“‘Twill out, ’twill out. I peace? No, I will speak as liberal as the north. Let heaven and men and devils, let them all, All, all, cry shame against me, yet I’ll speak” (5.2.260-264) Speaker: EmiliaTo Whom: IagoAnalysis: She is basically saying that she will speak radically, against those who oppress her and expect other wise because she must speak the truth. There is some irony as although this is radical in the terms of defending a woman, as a woman (feminism), she still oppresses Othello because of his race, which is not “as liberal as the north”.

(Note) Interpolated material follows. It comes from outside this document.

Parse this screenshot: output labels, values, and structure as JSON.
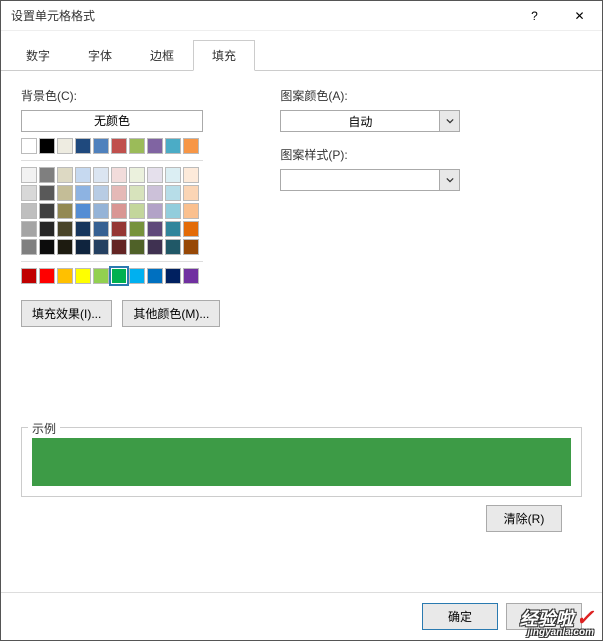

“O thou, Othello, that once so good, Fall’n in the practice of a <damned. Slave,What shall be said to thee?" (5.2. 322-324) Speaker: LodovicoTo Whom: Othello Analysis: the change from him being referred to as “My Lord” to “Slave”, showing how quickly stereotypes set in once they are given an excuse to no longer look passed his skin color, and it as if he is now awake to the racism around him and seems to begin believing and accepting it himself as inescapable.
“Then must you speakOf one that loved not wisely, but too well;Of one not easily jealous, but being wrought,Perplexed in the extreme; of one whose hand,Like the base judean, threw a pearl awayRicher than all his tribe; of one whose subdued eyes,Albeit unused to the melting mood,Drops tears as fast as the Arabian treesTheir medicinable gum. Set you down, this,And say besides, that in Aleppo once,Where a malignant and turbanned TurkBeat a Venetian and traduced the state,I took by th’ throat the circumcised dog,And smote him, thus” (5.2. 403-417) Speaker: OthelloTo Whom: everyone present before his death Analysis: He now seems to acknowledge their racism in the context that he begs them to remember him accurately, as if they wouldn’t, and to not let their view of his recent actions take away all the nobel things he did for them in his life, and to not use this as an excuse to make a race based assumption, but to see him for who he truly was.
“I kissed thee ere I killed thee. No way but this,Killing myself, to die upon a kiss” (5.2.420-421) Speaker: OthelloTo Whom: No one– It’s a soliloquyAnalysis: Even after killing her, Desdemona is his whole life, and now that he realizes her innocence he must kill himself as “no way but this” will allow him to be with her again. Thus he dies kissing her to insure they will be connected in love through life and death.